Second example can be when a person judges another person, this is based of all the information received, then the brain processes all that information and creates some criteria.
Cognitive psychologists liken the mind to a computer. Explain why the computer is a fitting metaphor for the cognitive perspective.
The reason why the cognitive psychologist juxtaposes the kind with a computer is as they say that the mind is like the CPU of a computer, wherein you have an input and then the computer comprehends the input and then provides an output, it codifies everything, and you get a final output. The mind, similarly, has the input from the external environment and it comprehends it and processes it as a computer does and gives a final output.
VII. The Evolutionary Perspective
Explain this way of thinking about human psychology.
Evolutionary psychology is an approach to psychology that is theoretical in nature’s, where there would be an attempt in explaining the psychological traits of humans, which is perception, memory, or adaptations of language, that help in natural selection. This approach helps in identification of the functional form of the biological mechanism. It explains the role of evolution in shaping the behavior of humans.
This perspective is based on Darwin’s theory of evolution: Natural Selection. Explain natural selection by giving an example of an adaptive trait – one that promotes the ability of a species to adapt to its environment, survive and reproduce
The ability referred to as adaptive tracking. Because of this perspective, as the person would be changing their habitat, there would be movement from one area to another. There would be genetic changes that would take place in an individual, such that they could be adjusting to the newer environment.
Inclusive fitness – explain this concept, and how it is used by evolutionary psychologists to explain human behavior
This could be defined as an individual’s ability to be passing on their genes from one generation to another considering the genes that have been passed by the close relatives of the organism.
VIII. “Commentary: Making Sense of Perspectives”
Describe the contributions of each of the perspectives:
We have theoretical perspectives in psychology, because in many cases advocates of one perspective understand less than other perspectives.

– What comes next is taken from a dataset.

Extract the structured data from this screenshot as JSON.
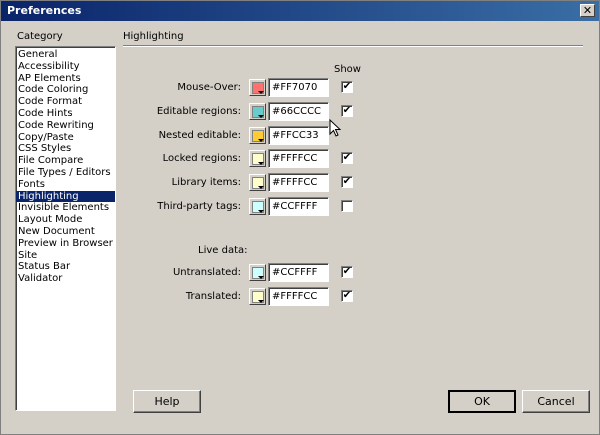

Those other perspectives can contribute in special ways to understand the phenomena, based on the object being investigated. The purpose of these perspectives is to understand the behaviorist, cognitive, evolutionary and psychodynamic perspectives.